(Activity)
Keyword search on "this": report each line of the records that contains it.

Interface dataset entries
Start of Block
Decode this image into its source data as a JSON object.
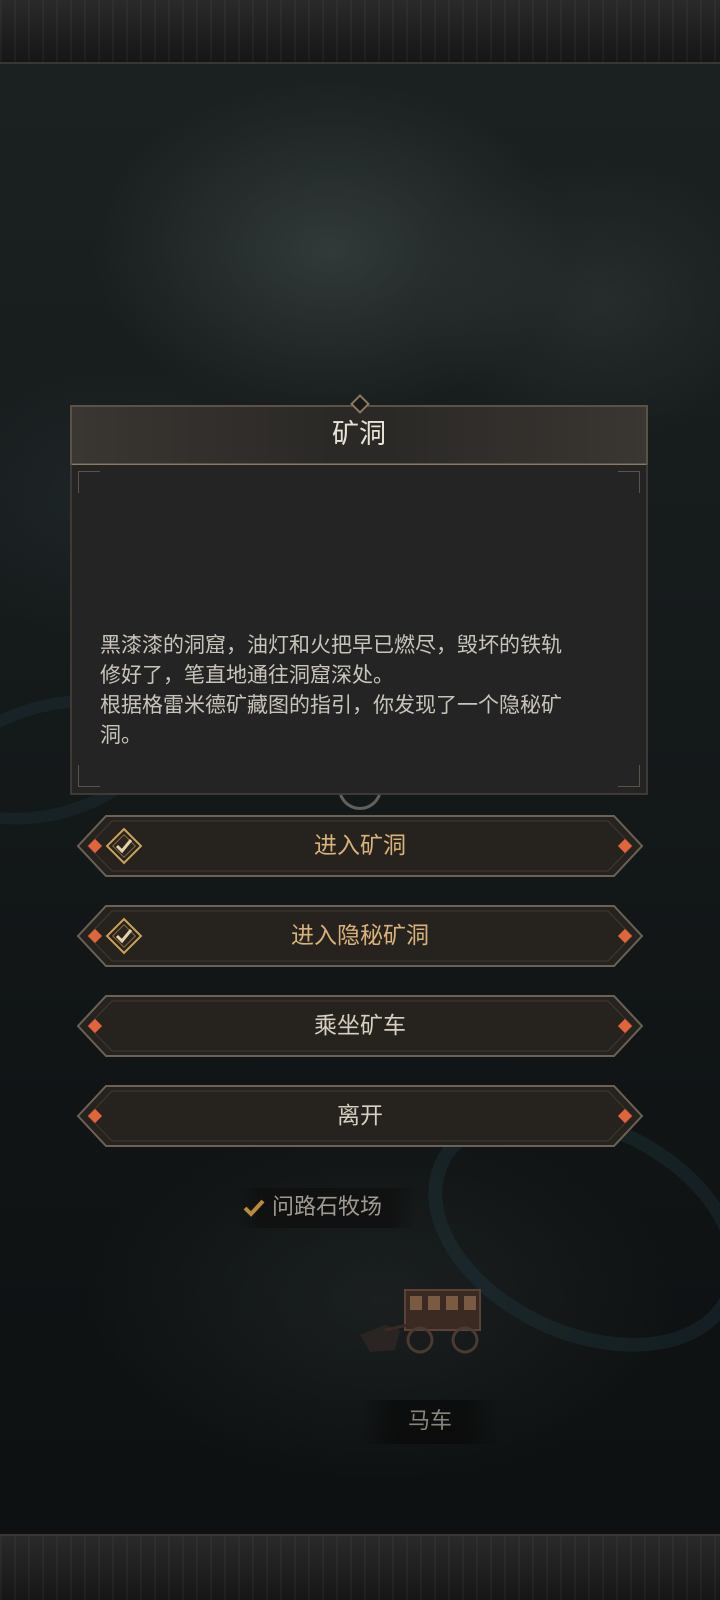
{
  "dialog": {
    "title": "矿洞",
    "description": "黑漆漆的洞窟，油灯和火把早已燃尽，毁坏的铁轨\n修好了，笔直地通往洞窟深处。\n根据格雷米德矿藏图的指引，你发现了一个隐秘矿\n洞。"
  },
  "options": [
    {
      "label": "进入矿洞",
      "icon": "check-emblem-icon",
      "highlighted": true
    },
    {
      "label": "进入隐秘矿洞",
      "icon": "check-emblem-icon",
      "highlighted": true
    },
    {
      "label": "乘坐矿车",
      "highlighted": false
    },
    {
      "label": "离开",
      "highlighted": false
    }
  ],
  "map": {
    "route_label": "问路石牧场",
    "route_icon": "checkmark-icon",
    "wagon_label": "马车"
  },
  "colors": {
    "gold_text": "#d9b27a",
    "gem": "#e0653a",
    "frame": "#6b6154"
  }
}
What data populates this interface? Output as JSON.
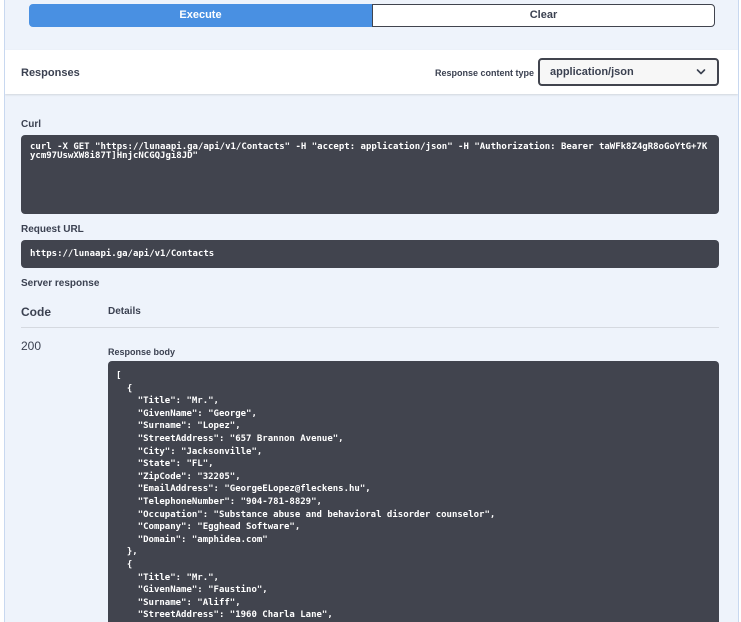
{
  "buttons": {
    "execute": "Execute",
    "clear": "Clear"
  },
  "responses": {
    "title": "Responses",
    "content_type_label": "Response content type",
    "content_type_value": "application/json"
  },
  "curl": {
    "label": "Curl",
    "command": "curl -X GET \"https://lunaapi.ga/api/v1/Contacts\" -H \"accept: application/json\" -H \"Authorization: Bearer taWFk8Z4gR8oGoYtG+7Kycm97UswXW8i87T]HnjcNCGQJgi8JD\""
  },
  "request_url": {
    "label": "Request URL",
    "value": "https://lunaapi.ga/api/v1/Contacts"
  },
  "server_response": {
    "label": "Server response",
    "code_header": "Code",
    "details_header": "Details",
    "code": "200",
    "body_label": "Response body",
    "body": "[\n  {\n    \"Title\": \"Mr.\",\n    \"GivenName\": \"George\",\n    \"Surname\": \"Lopez\",\n    \"StreetAddress\": \"657 Brannon Avenue\",\n    \"City\": \"Jacksonville\",\n    \"State\": \"FL\",\n    \"ZipCode\": \"32205\",\n    \"EmailAddress\": \"GeorgeELopez@fleckens.hu\",\n    \"TelephoneNumber\": \"904-781-8829\",\n    \"Occupation\": \"Substance abuse and behavioral disorder counselor\",\n    \"Company\": \"Egghead Software\",\n    \"Domain\": \"amphidea.com\"\n  },\n  {\n    \"Title\": \"Mr.\",\n    \"GivenName\": \"Faustino\",\n    \"Surname\": \"Aliff\",\n    \"StreetAddress\": \"1960 Charla Lane\","
  },
  "icons": {
    "select_chevron": "chevron-down-icon"
  }
}
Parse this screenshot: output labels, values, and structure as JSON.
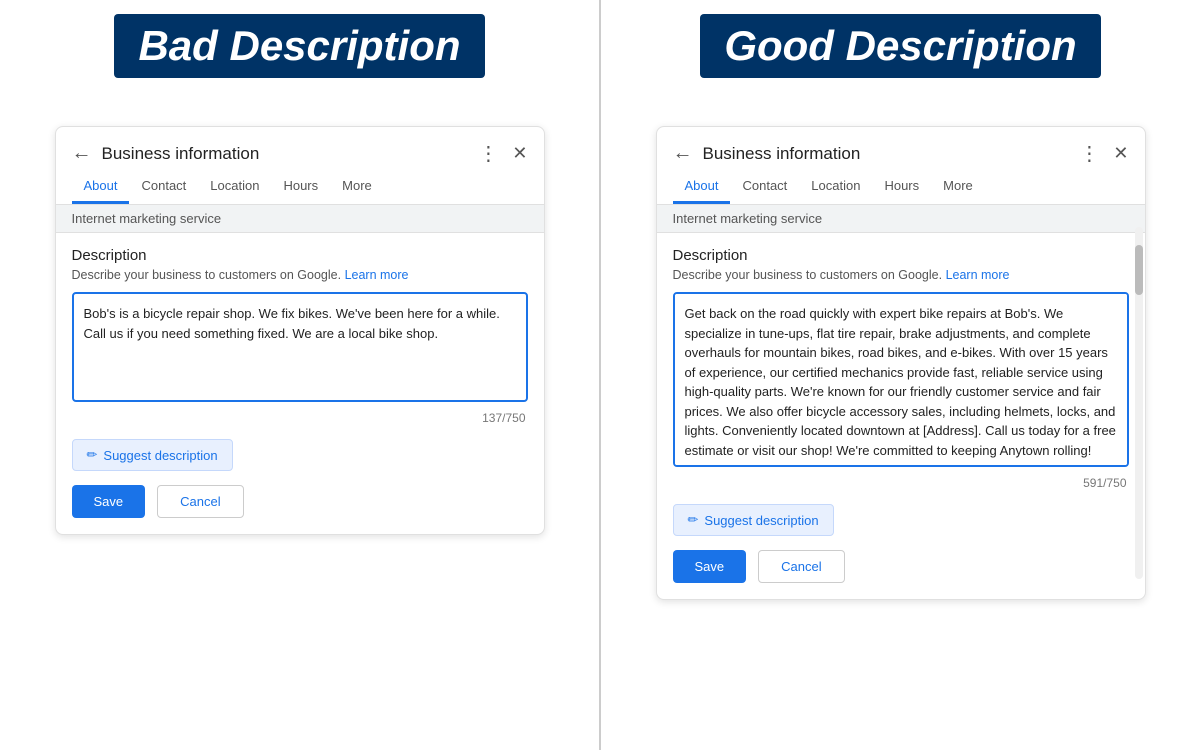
{
  "left": {
    "title": "Bad Description",
    "card": {
      "header_title": "Business information",
      "tabs": [
        "About",
        "Contact",
        "Location",
        "Hours",
        "More"
      ],
      "active_tab": "About",
      "business_name": "Internet marketing service",
      "section_title": "Description",
      "section_sub": "Describe your business to customers on Google.",
      "learn_more": "Learn more",
      "description_text": "Bob's is a bicycle repair shop. We fix bikes. We've been here for a while. Call us if you need something fixed. We are a local bike shop.",
      "char_count": "137/750",
      "suggest_label": "Suggest description",
      "save_label": "Save",
      "cancel_label": "Cancel"
    }
  },
  "right": {
    "title": "Good Description",
    "card": {
      "header_title": "Business information",
      "tabs": [
        "About",
        "Contact",
        "Location",
        "Hours",
        "More"
      ],
      "active_tab": "About",
      "business_name": "Internet marketing service",
      "section_title": "Description",
      "section_sub": "Describe your business to customers on Google.",
      "learn_more": "Learn more",
      "description_text": "Get back on the road quickly with expert bike repairs at Bob's. We specialize in tune-ups, flat tire repair, brake adjustments, and complete overhauls for mountain bikes, road bikes, and e-bikes. With over 15 years of experience, our certified mechanics provide fast, reliable service using high-quality parts. We're known for our friendly customer service and fair prices. We also offer bicycle accessory sales, including helmets, locks, and lights. Conveniently located downtown at [Address]. Call us today for a free estimate or visit our shop! We're committed to keeping Anytown rolling!",
      "char_count": "591/750",
      "suggest_label": "Suggest description",
      "save_label": "Save",
      "cancel_label": "Cancel"
    }
  },
  "icons": {
    "back": "←",
    "dots": "⋮",
    "close": "✕",
    "pencil": "✏"
  }
}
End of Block
(Answer to the problem)
Decode this image into its source data as a JSON object.
What data populates this interface? Output as JSON.
Parse this screenshot: output labels, values, and structure as JSON.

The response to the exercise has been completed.